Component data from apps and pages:
((

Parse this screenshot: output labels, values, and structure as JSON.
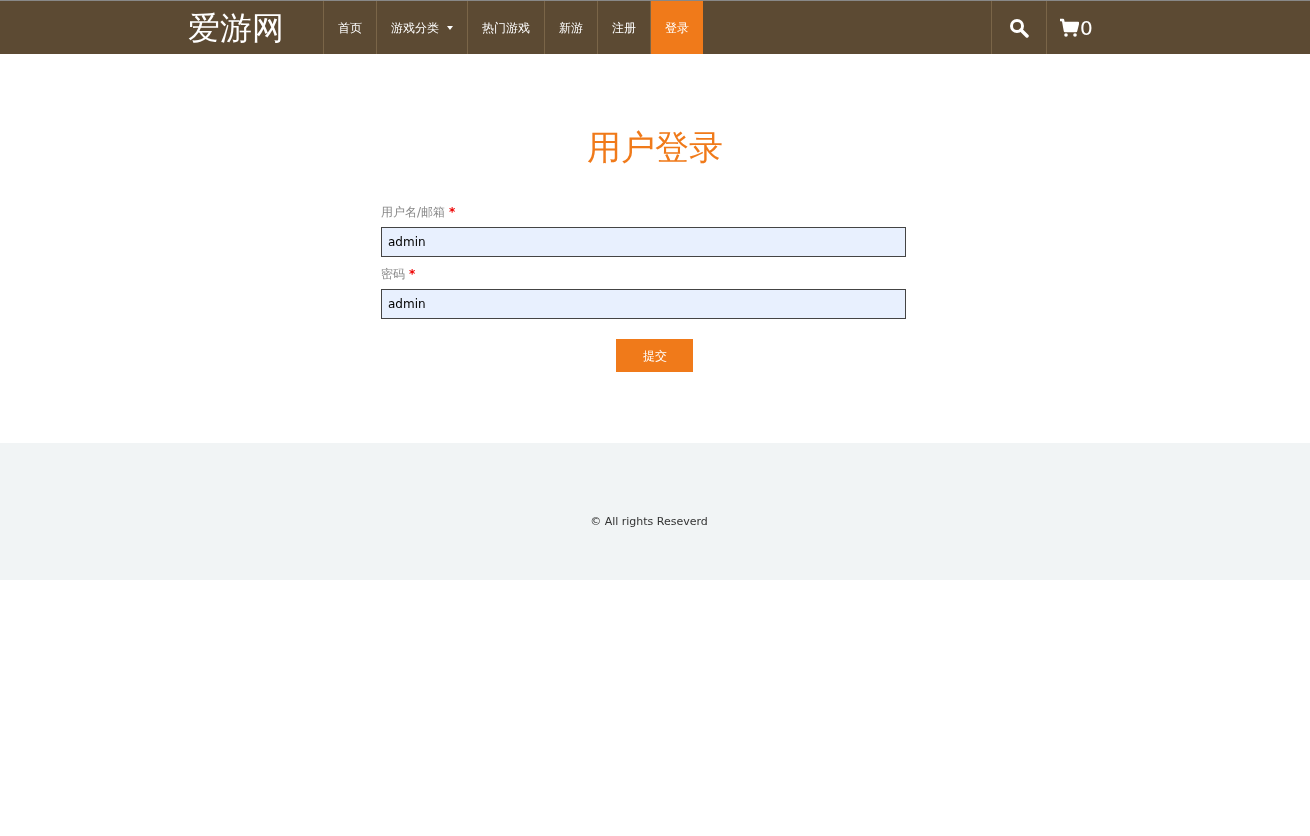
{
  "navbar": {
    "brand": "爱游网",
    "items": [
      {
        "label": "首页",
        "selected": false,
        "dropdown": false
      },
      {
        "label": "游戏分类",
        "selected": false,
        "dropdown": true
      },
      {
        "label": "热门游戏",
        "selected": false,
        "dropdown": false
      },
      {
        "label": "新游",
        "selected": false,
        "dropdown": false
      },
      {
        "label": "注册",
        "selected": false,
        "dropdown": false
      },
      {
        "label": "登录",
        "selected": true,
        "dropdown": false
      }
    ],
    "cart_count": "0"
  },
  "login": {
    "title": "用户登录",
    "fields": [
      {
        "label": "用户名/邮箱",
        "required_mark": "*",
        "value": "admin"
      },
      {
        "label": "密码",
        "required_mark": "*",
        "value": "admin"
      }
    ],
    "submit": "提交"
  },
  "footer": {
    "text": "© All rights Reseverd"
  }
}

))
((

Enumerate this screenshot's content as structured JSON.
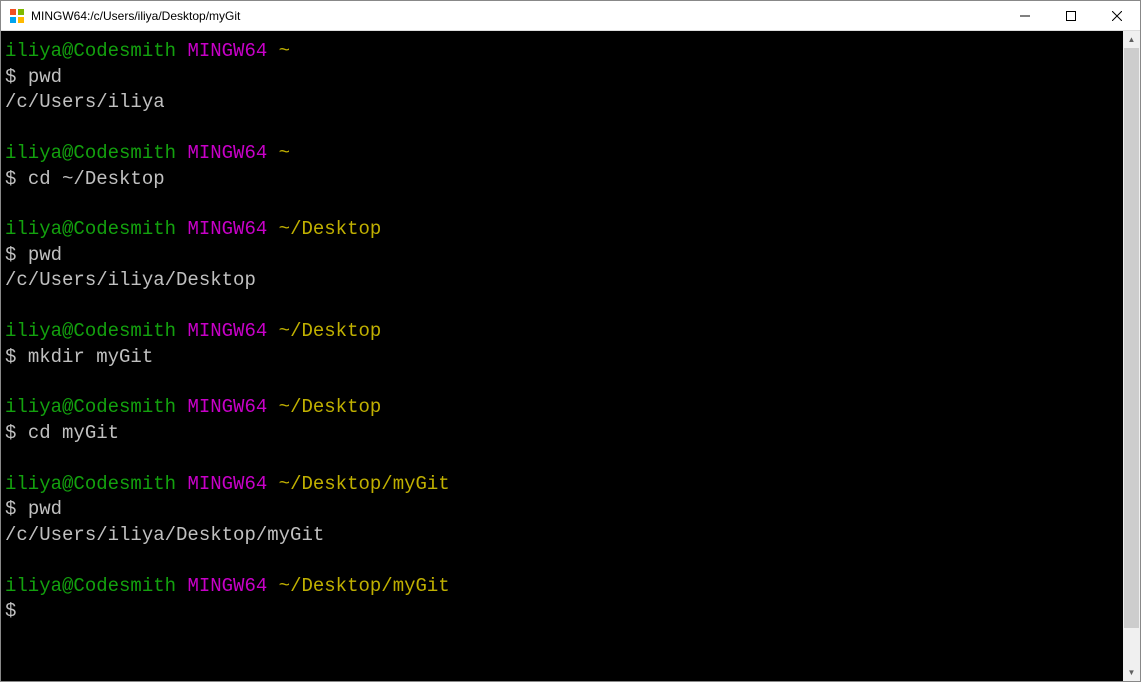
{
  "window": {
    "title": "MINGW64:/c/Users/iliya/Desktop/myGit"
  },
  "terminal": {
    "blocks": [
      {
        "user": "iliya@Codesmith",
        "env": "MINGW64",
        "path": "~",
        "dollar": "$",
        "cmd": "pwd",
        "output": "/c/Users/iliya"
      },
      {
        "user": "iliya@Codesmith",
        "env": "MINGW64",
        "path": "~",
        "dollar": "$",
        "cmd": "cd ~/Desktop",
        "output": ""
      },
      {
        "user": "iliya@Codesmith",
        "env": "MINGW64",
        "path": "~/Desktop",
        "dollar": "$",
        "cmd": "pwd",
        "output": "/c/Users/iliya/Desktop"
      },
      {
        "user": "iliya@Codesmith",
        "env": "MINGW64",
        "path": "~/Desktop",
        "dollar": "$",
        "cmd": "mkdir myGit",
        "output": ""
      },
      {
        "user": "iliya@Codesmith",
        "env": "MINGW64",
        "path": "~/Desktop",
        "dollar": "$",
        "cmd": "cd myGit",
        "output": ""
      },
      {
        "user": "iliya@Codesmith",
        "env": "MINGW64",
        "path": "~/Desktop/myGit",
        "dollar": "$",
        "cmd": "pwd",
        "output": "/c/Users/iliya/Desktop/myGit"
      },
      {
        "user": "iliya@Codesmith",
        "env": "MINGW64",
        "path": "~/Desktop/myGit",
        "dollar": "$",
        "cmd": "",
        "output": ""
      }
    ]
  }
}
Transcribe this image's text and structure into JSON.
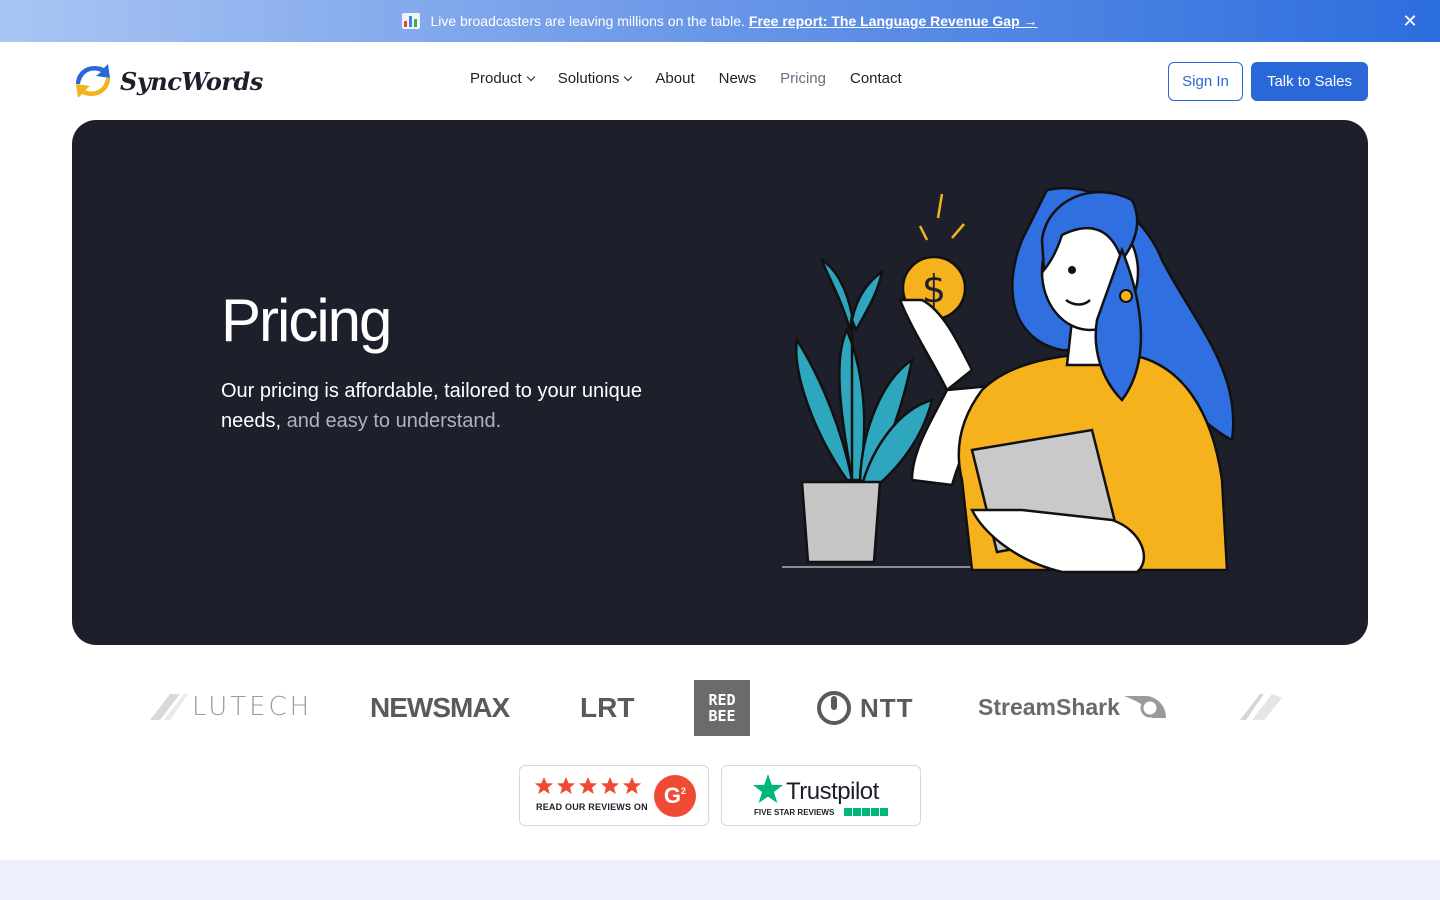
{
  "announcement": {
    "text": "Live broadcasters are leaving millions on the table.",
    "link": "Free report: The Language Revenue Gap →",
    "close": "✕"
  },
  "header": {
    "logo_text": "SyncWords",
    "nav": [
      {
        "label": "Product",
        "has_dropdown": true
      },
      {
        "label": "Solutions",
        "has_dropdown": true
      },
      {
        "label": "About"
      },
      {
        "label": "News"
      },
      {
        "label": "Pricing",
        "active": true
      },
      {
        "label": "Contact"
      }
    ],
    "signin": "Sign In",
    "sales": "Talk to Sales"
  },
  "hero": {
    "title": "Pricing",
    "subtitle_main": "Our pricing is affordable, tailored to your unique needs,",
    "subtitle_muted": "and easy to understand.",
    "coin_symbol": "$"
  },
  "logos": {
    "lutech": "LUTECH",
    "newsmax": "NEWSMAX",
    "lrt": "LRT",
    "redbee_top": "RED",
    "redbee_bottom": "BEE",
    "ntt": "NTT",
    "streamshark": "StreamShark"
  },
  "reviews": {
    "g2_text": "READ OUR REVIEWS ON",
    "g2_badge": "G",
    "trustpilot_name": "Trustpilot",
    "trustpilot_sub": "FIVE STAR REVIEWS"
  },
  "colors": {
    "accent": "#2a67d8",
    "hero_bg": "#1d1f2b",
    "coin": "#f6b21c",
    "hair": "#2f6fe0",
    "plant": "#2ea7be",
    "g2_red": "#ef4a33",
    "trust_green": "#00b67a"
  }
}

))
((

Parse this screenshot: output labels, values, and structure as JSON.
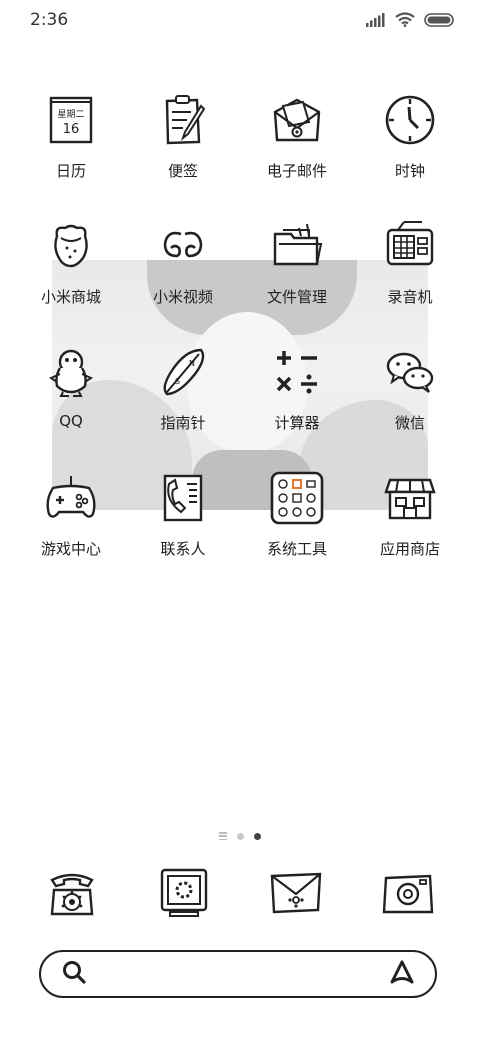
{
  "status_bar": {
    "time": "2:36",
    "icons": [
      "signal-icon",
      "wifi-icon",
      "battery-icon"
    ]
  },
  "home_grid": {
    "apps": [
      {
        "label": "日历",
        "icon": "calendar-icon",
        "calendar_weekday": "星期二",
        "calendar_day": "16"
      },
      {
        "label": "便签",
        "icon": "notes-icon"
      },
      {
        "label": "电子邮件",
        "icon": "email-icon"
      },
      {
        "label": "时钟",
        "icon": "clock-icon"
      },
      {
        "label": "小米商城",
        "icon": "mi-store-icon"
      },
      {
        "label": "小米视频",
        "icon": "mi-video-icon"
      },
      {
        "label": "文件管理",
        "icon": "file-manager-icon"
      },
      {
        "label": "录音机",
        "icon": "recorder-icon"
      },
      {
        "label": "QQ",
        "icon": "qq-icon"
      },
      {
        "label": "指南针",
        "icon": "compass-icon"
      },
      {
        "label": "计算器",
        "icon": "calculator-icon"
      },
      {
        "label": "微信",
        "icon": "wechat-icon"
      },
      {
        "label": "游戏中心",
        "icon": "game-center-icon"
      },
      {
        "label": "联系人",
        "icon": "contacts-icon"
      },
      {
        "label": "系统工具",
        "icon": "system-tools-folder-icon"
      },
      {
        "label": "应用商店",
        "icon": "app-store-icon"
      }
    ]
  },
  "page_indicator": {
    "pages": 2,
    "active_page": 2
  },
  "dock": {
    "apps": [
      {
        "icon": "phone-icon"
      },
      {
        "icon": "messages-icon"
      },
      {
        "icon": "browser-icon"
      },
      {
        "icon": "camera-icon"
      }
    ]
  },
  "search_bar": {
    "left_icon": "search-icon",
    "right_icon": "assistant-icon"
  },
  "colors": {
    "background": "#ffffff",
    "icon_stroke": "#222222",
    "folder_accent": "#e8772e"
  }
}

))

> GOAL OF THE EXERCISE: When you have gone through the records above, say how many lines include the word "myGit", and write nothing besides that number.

> ANSWER SECTION: 6